*What is needed*: Repeat each entry word for word.

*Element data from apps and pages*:
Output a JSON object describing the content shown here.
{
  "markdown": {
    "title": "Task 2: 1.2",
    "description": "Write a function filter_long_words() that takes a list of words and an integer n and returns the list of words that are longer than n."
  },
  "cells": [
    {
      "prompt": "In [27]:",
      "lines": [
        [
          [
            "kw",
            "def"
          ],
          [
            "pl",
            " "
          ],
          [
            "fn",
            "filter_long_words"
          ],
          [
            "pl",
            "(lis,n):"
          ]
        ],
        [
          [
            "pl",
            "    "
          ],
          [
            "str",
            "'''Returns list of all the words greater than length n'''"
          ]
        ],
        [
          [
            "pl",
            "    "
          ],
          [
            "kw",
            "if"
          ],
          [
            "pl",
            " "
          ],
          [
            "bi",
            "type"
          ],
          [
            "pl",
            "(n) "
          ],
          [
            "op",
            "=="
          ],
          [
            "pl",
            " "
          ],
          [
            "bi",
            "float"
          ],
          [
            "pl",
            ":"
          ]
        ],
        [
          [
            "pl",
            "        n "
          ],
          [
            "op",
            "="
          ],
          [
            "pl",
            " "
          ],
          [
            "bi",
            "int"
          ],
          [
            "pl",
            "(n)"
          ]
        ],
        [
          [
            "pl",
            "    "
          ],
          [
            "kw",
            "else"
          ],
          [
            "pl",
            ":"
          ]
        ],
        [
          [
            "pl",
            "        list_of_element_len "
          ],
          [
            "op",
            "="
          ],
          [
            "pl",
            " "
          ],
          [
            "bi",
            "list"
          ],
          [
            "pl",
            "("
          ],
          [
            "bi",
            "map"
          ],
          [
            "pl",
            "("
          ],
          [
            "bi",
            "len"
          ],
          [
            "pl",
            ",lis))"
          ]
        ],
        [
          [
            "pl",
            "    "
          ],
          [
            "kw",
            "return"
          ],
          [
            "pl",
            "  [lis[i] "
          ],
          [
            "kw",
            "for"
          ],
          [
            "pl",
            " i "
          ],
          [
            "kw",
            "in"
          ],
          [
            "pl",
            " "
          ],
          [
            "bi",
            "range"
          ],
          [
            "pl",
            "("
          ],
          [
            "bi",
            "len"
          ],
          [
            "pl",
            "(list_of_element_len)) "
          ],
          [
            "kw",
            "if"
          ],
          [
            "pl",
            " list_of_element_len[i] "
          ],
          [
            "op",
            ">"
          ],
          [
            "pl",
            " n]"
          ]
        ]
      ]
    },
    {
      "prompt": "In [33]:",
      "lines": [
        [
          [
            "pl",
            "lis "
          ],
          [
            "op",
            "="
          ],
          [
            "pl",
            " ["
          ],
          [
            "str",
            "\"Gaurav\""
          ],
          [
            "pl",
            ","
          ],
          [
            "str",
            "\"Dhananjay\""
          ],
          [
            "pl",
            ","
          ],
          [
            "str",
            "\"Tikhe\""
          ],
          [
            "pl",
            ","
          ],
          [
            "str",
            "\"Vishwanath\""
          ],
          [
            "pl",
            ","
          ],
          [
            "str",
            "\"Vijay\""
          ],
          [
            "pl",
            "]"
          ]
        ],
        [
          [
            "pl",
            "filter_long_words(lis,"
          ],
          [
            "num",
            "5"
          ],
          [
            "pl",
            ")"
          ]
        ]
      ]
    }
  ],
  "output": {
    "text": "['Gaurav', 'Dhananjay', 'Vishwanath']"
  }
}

*Solution below*:
Output a JSON object describing the content shown here.
{
  "markdown": {
    "title": "Task 2: 1.2",
    "description": "Write a function filter_long_words() that takes a list of words and an integer n and returns the list of words that are longer than n."
  },
  "cells": [
    {
      "prompt": "In [27]:",
      "lines": [
        [
          [
            "kw",
            "def"
          ],
          [
            "pl",
            " "
          ],
          [
            "fn",
            "filter_long_words"
          ],
          [
            "pl",
            "(lis,n):"
          ]
        ],
        [
          [
            "pl",
            "    "
          ],
          [
            "str",
            "'''Returns list of all the words greater than length n'''"
          ]
        ],
        [
          [
            "pl",
            "    "
          ],
          [
            "kw",
            "if"
          ],
          [
            "pl",
            " "
          ],
          [
            "bi",
            "type"
          ],
          [
            "pl",
            "(n) "
          ],
          [
            "op",
            "=="
          ],
          [
            "pl",
            " "
          ],
          [
            "bi",
            "float"
          ],
          [
            "pl",
            ":"
          ]
        ],
        [
          [
            "pl",
            "        n "
          ],
          [
            "op",
            "="
          ],
          [
            "pl",
            " "
          ],
          [
            "bi",
            "int"
          ],
          [
            "pl",
            "(n)"
          ]
        ],
        [
          [
            "pl",
            "    "
          ],
          [
            "kw",
            "else"
          ],
          [
            "pl",
            ":"
          ]
        ],
        [
          [
            "pl",
            "        list_of_element_len "
          ],
          [
            "op",
            "="
          ],
          [
            "pl",
            " "
          ],
          [
            "bi",
            "list"
          ],
          [
            "pl",
            "("
          ],
          [
            "bi",
            "map"
          ],
          [
            "pl",
            "("
          ],
          [
            "bi",
            "len"
          ],
          [
            "pl",
            ",lis))"
          ]
        ],
        [
          [
            "pl",
            "    "
          ],
          [
            "kw",
            "return"
          ],
          [
            "pl",
            "  [lis[i] "
          ],
          [
            "kw",
            "for"
          ],
          [
            "pl",
            " i "
          ],
          [
            "kw",
            "in"
          ],
          [
            "pl",
            " "
          ],
          [
            "bi",
            "range"
          ],
          [
            "pl",
            "("
          ],
          [
            "bi",
            "len"
          ],
          [
            "pl",
            "(list_of_element_len)) "
          ],
          [
            "kw",
            "if"
          ],
          [
            "pl",
            " list_of_element_len[i] "
          ],
          [
            "op",
            ">"
          ],
          [
            "pl",
            " n]"
          ]
        ]
      ]
    },
    {
      "prompt": "In [33]:",
      "lines": [
        [
          [
            "pl",
            "lis "
          ],
          [
            "op",
            "="
          ],
          [
            "pl",
            " ["
          ],
          [
            "str",
            "\"Gaurav\""
          ],
          [
            "pl",
            ","
          ],
          [
            "str",
            "\"Dhananjay\""
          ],
          [
            "pl",
            ","
          ],
          [
            "str",
            "\"Tikhe\""
          ],
          [
            "pl",
            ","
          ],
          [
            "str",
            "\"Vishwanath\""
          ],
          [
            "pl",
            ","
          ],
          [
            "str",
            "\"Vijay\""
          ],
          [
            "pl",
            "]"
          ]
        ],
        [
          [
            "pl",
            "filter_long_words(lis,"
          ],
          [
            "num",
            "5"
          ],
          [
            "pl",
            ")"
          ]
        ]
      ]
    }
  ],
  "output": {
    "text": "['Gaurav', 'Dhananjay', 'Vishwanath']"
  }
}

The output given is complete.